“We have an experienced driver line-up, with both drivers finishing on the podium throughout last year and hungry for more success in 2015, new commercial partners to add to the continued support from our already impressive roster, and have a technical team that is amongst the best on the grid.”

After successful 2014 campaigns, both Williams and Mercedes will be hoping to hit the ground running in Jerez and start as they mean to go on in 2015.

Jack Miller wins MotoGP Japanese Grand Prix as Fabio Quartararo stops his points slide

0 Comments

Jack Miller ran away with the MotoGP Japanese Grand Prix at Motegi as Fabio Quartararo stopped his downward slide in the championship when a last-lap accident from his closest rival in the standings caused Francesco Bagnaia to score zero points.

Starting seventh, Miller quickly made his way forward. He was second at the end of two laps. One lap later, he grabbed the lead from Jorge Martin. Once in the lead, Miller posted three consecutive fastest laps and was never seriously challenged. It was Australian native Miller’s first race win of the season and his sixth podium finish.

The proximity to his home turf was not lost.

“I can ride a motorcycle sometimes,” Miller said in NBC Sports’ post-race coverage. “I felt amazing all weekend since I rolled out on the first practice. It feels so awesome to be racing on this side of the world.

“What an amazing day. It’s awesome; we have the home Grand Prix coming up shortly. Wedding coming up in a couple of weeks. I’m over the moon; can’t thank everyone enough.”

Miller beat Brad Binder to the line by 3.4 seconds with third-place Jorge Martin finishing about one second behind.

But the center of the storm was located just inside the top 10 as both Quartararo and Bagnaia started deep in the field.

Quartararo was on the outside of row three in ninth with Bagnaia one row behind in 12th. Neither rider moved up significantly, but the championship continued to be of primary importance as Bagnaia put in a patented late-race charge to settle onto Quartararo’s back tire, which would have allowed the championship leader to gain only a single point.

On the final lap, Bagnaia charged just a little too hard and crashed under heavy braking, throwing away the seven points he would have earned for a ninth-place finish.

The day was even more dramatic for the rider who entered the MotoGP Japanese Grand Prix third in the standings. On the sighting lap, Aleix Espargaro had an alarm sound, so he peeled off into the pits, dropped his primary bike and jumped aboard the backup. Starting from pit lane, he trailed the field and was never able to climb into the points. An undisclosed electronic problem was the culprit.

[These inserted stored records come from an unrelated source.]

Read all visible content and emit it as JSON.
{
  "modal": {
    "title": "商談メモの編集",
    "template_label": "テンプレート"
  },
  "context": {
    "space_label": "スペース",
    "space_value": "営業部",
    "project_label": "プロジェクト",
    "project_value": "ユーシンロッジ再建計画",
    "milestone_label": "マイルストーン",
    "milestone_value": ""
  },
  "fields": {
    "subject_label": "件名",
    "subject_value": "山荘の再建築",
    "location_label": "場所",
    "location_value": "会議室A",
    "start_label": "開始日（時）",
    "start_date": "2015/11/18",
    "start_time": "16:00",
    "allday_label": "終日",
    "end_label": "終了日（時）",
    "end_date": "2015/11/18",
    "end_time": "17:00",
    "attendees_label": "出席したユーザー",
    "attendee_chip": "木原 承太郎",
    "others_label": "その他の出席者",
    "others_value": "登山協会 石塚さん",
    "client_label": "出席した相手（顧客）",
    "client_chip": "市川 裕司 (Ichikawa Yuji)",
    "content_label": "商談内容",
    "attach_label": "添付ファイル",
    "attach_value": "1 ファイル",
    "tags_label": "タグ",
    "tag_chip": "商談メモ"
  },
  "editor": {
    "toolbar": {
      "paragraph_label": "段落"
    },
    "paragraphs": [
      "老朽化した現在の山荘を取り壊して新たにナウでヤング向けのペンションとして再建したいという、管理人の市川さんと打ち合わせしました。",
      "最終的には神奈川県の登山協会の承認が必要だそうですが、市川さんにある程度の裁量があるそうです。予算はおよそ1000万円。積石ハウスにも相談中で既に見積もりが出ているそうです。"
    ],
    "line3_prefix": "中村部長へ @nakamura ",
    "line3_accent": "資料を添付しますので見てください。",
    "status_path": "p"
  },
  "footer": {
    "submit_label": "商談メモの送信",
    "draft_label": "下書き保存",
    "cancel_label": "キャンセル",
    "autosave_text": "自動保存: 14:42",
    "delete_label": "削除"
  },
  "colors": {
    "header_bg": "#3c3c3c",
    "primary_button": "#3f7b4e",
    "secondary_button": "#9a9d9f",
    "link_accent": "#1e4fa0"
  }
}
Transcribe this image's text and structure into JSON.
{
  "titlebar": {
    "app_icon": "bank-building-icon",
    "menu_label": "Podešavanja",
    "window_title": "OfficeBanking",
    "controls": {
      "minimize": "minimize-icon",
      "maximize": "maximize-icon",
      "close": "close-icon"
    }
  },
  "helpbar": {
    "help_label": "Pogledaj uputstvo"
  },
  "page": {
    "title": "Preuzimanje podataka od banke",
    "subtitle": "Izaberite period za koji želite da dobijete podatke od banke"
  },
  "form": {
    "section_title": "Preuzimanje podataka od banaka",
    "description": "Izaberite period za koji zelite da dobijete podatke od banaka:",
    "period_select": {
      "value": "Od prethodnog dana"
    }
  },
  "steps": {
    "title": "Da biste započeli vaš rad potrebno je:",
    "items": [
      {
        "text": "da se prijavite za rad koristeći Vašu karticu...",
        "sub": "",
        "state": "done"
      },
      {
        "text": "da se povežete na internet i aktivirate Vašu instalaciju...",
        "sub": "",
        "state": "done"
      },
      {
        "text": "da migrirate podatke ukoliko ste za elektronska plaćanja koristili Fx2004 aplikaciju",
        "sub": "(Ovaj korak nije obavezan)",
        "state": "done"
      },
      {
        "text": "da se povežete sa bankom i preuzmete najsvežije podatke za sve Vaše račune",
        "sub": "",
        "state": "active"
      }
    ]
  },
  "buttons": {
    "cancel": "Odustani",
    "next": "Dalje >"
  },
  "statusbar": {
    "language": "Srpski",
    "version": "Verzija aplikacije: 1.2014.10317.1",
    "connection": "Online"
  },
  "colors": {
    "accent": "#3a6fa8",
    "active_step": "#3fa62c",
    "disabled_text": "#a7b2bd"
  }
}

For Quartararo, gaining eight points on the competition was more than a moral victory. This was a track on which he expected to run moderately, and he did, but the problems for his rivals gives him renewed focus with four rounds remaining.

Next week, the series heads to Thailand and then Miller’s home track of Phillip Island in Australia. They will close out the Pacific Rim portion of the schedule before heading to Spain for the finale in early November.

It would appear team orders are not in play among the Ducati riders. Last week’s winner Enea Bastianini made an aggressive early move on Bagnaia for position before the championship contender wrestled the spot back.

In his second race back following arm surgery, Marc Marquez won the pole. His last pole was more than 1,000 days ago on this same track in 2019, the last time the series competed at Motegi. Marquez slipped to fifth in the middle stages of the race, before regaining a position to finish just off the podium.

In Moto2 competition, Ai Ogura beat Augusto Fernandez to close the gap in that championship to two points. Fernandez holds the scant lead. Alonso Lopez rounded out the podium.

Both American riders, Cameron Beaubier and Joe Roberts finished just outside the top 10 in 11th and 12th respectively.